** Information supplied follows **
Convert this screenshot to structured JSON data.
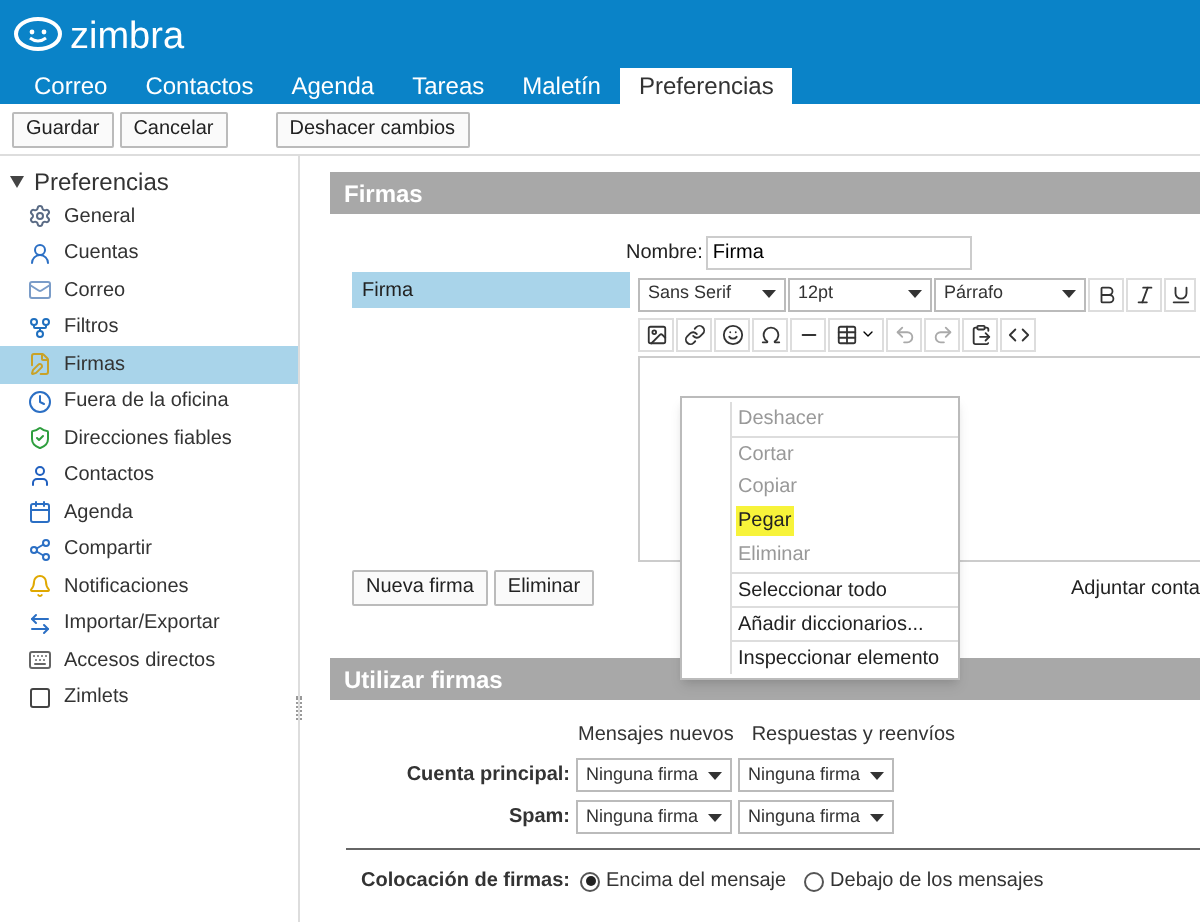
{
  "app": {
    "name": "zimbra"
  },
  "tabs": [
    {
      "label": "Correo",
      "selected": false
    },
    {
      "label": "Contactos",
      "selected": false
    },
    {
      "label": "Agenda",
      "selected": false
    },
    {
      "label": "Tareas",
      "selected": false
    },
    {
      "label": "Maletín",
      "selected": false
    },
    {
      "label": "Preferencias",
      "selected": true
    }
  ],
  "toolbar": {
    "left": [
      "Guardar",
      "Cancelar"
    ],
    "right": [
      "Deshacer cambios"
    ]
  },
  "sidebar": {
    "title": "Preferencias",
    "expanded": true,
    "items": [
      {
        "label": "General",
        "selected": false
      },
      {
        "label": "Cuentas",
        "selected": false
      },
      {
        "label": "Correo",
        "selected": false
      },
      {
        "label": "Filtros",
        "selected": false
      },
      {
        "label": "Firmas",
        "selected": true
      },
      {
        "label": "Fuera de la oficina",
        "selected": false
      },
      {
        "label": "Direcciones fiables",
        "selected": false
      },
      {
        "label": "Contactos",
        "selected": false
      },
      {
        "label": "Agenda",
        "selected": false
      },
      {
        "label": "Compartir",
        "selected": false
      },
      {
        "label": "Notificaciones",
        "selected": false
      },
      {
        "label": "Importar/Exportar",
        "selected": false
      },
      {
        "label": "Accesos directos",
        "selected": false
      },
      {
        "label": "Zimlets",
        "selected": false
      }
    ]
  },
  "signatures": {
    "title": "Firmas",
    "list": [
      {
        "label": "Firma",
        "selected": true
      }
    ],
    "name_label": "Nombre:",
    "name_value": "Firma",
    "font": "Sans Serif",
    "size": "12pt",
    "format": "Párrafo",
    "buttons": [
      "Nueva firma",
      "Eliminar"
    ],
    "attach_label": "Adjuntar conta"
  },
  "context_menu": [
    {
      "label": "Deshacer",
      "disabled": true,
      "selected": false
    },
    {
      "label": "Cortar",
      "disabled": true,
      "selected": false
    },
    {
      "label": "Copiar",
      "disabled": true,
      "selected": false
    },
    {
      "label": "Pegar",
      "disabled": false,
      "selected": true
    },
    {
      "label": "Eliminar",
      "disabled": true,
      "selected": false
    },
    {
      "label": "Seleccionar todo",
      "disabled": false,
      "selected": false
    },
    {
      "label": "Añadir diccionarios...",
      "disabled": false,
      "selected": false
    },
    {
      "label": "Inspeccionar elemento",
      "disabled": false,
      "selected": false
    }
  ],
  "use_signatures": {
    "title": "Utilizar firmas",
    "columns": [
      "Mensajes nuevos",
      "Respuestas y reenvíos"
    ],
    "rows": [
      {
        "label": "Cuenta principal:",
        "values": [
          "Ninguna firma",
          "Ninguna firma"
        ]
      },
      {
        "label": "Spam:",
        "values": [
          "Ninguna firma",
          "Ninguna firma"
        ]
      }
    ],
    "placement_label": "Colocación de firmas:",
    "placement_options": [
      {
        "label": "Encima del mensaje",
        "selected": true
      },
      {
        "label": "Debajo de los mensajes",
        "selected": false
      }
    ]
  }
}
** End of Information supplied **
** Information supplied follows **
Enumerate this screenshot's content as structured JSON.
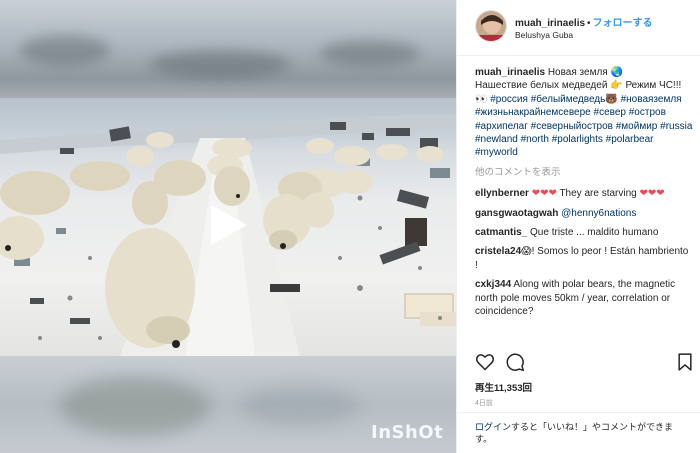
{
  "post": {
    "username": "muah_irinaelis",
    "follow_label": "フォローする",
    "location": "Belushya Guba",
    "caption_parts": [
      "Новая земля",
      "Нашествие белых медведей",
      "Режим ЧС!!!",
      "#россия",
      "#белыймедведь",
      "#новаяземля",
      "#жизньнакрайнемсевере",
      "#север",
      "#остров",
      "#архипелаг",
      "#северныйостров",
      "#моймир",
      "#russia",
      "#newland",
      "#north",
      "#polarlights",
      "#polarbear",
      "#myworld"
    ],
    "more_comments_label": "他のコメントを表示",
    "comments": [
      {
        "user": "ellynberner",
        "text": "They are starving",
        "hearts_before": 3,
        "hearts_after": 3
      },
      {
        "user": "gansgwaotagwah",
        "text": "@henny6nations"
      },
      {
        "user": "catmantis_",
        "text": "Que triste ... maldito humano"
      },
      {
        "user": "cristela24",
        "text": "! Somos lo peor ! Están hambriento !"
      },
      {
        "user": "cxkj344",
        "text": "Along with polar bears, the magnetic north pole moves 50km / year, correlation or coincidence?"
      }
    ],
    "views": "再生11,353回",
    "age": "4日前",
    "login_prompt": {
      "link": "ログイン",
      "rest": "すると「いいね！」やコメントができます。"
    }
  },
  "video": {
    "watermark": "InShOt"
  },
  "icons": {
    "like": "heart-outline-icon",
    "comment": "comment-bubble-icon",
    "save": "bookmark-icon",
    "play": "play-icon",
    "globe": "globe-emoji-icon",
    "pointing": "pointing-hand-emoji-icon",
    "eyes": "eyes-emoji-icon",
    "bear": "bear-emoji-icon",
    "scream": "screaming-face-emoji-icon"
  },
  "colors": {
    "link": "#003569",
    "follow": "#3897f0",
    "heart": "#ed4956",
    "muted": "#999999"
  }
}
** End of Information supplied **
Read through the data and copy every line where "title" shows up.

### Solved exercise
    "title": "Preferencias",
    "title": "Firmas",
    "title": "Utilizar firmas",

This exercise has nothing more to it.